There were 5 homerooms our freshman year and because my last name was in the beginning of the alphabet and hers was in the middle, we were separated. Her locker was at the end of the hallway and mine was in the beginning. I played field hockey and basketball because I was the athlete and she enjoyed singing and acting, so she became the lead in all the school’s plays. We had totally different lives, but still managed to talk every day our freshman year.

By the end of freshman year, I had a boyfriend and she had still never been kissed. Sarah and I began to run in different social circles. I remained with the jocks while she remained in the auditorium, constantly rehearsing for the latest play.

Eventually, the bullies came out to play—first with me and then with Sarah. Since I had always been bullied since elementary school, I was able to shrug it off and continue about my life. Sarah had never been bullied, but her “I’m perfect, I go to Church every Sunday, I don’t kiss boys, my life is better than yours” act began to annoy even the friendliest people. The summer before senior year, Sarah decided she had had enough. Instead of calling me to talk about it, she told our group of friends that she and I had only met 3 years ago in a group text. I was heartbroken because even though I had defended her to the bullies, to my parents who saw our relationship as toxic, and to the friends she constantly berated, she chose to forgo our friendship. We spoke on the phone during our senior year maybe a total of 5 times. I saw her at our prom and we took 1 picture, danced 1 dance together, and that was it. I didn’t see her the summer before we went our separate ways to college.

College Years:

She was off to the University of Tampa and I was off to Fitchburg State to play field hockey. I met some of the best people on my team and in my classes, including my two roommates. I even had a boyfriend, and Sarah was soon a distant thought in my brain. I would text her on her birthday, on holidays, and sometimes to say hi. She would read them, but never respond.

And then one day, out of the blue, Sarah called me.  

“How can you just replace me like that?” she screamed at me over the phone.

There was no easy way to tell her that I didn’t want our friendship anymore—that our 18 years of secrets, memories, boys, and laughs no longer meant anything to me because of all she had done to spite me.  

“Just tell me why you thought you could replace me!” Sarah screamed at me again.

I could hear the long, drawn out sigh that she’s famous for on the other end of the phone. Seconds ticked away as I glanced between my watch and the side-by-side picture frame of my best friend and my boyfriend on my desk.

“Do you really want to know why I have, as you claim, replaced you?” I finally respond.

“Yes, I do,” she responded hastily.

“Alright, ready? I have replaced you because I don’t mean anything to you anymore. When was the last time we spoke before this phone call today? Sarah, it has been almost a year since we last spoke.”

She rebuts, “The phone works both ways you know.”

Pissed, I respond, “I’ve been putting people first who deserve to be first. How many times have I texted you in those 12 months? Huh? How many times? And don’t you say you ‘didn’t get the messages’, because that’s bullshit.

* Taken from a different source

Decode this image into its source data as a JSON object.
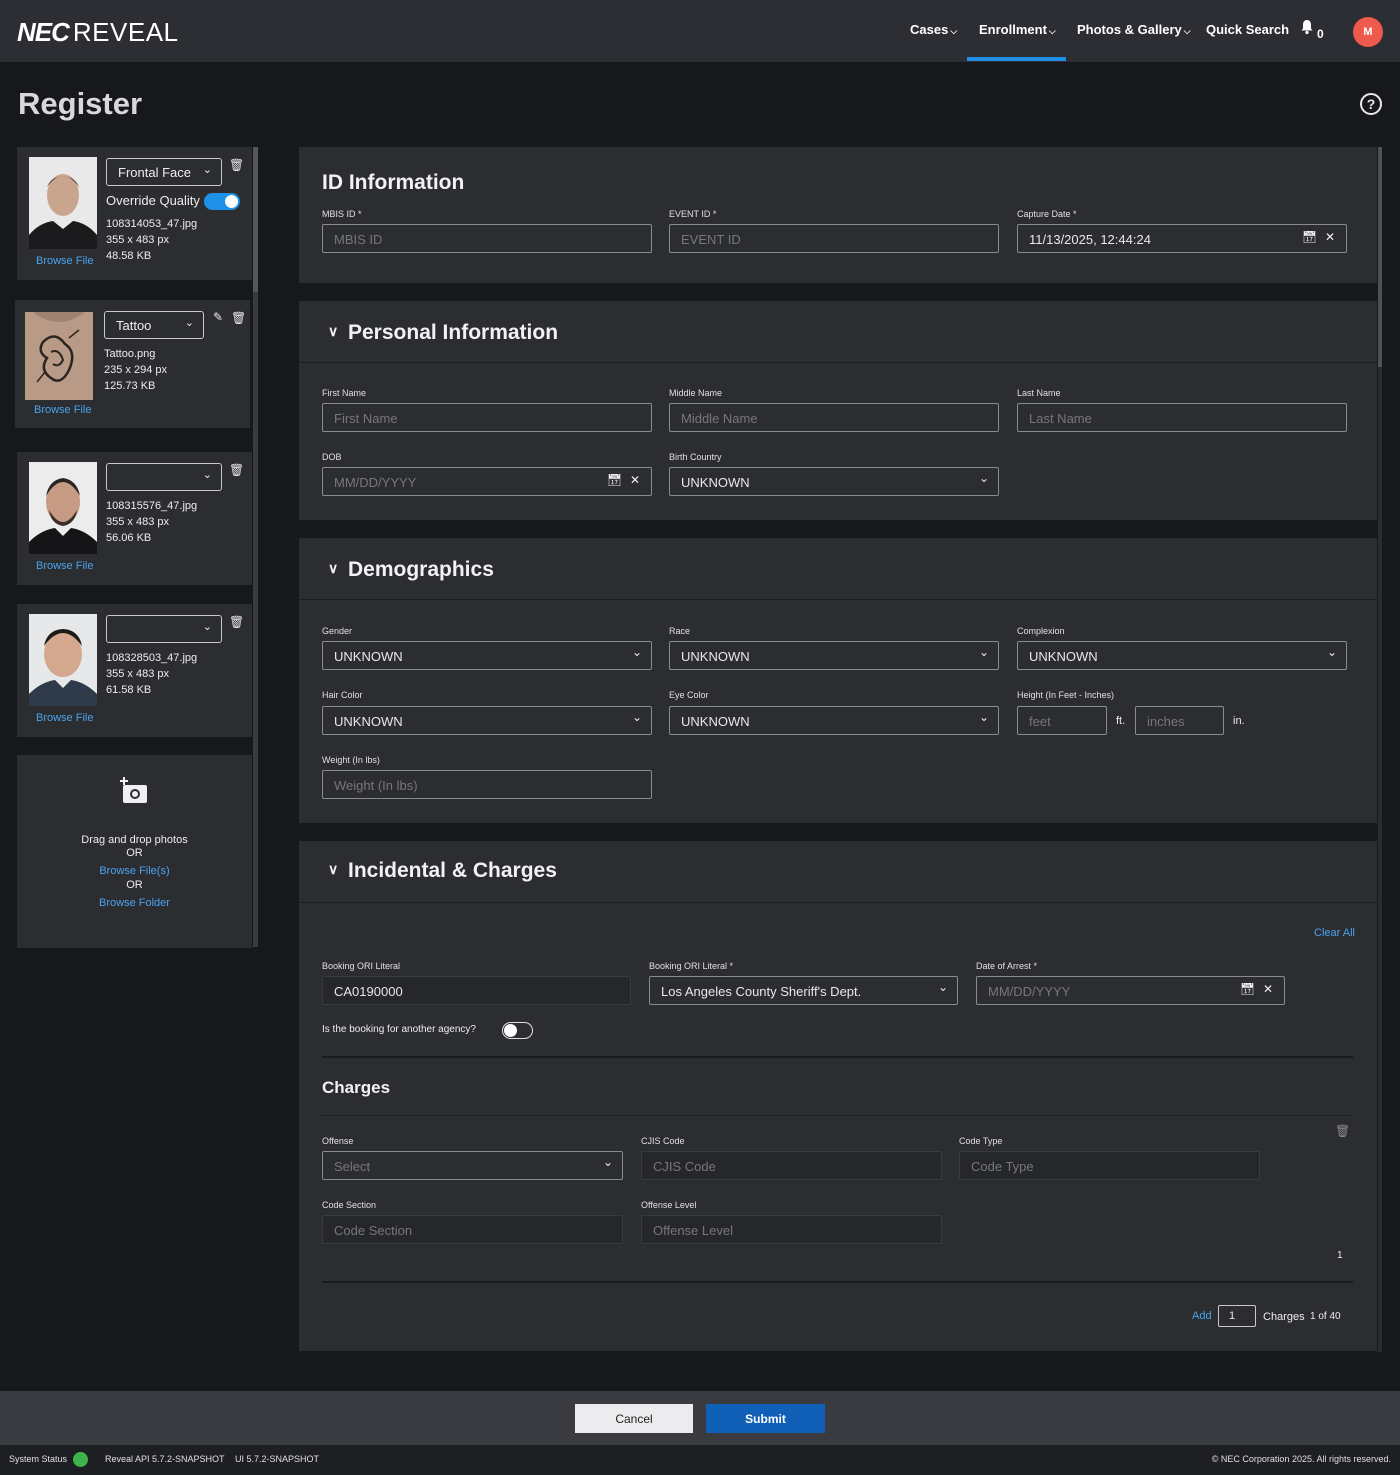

Your read receipt is on.”  

She sighs again and I continue, “Sarah, you haven’t called me or texted me back once. You’ve been home for breaks and seen our high school friends, I mean, I guess you’re good with them even after you’ve fucked them over a half a dozen times, and then you have the balls to post pictures of your little ‘hangout sesh’, so please don’t play with my feelings.”

“You know I never meant to hurt you, Erin. I just needed to do my own thing, be my own person. I needed to figure out who I am and what I am meant to do,” Sarah responded.

Annoyed by her excuses I calmly say, “This is why I have replaced you. And why I have decided that although I will miss you and I will always love you, there is no longer a place for you in my life.”

And with that, I hang up the phone.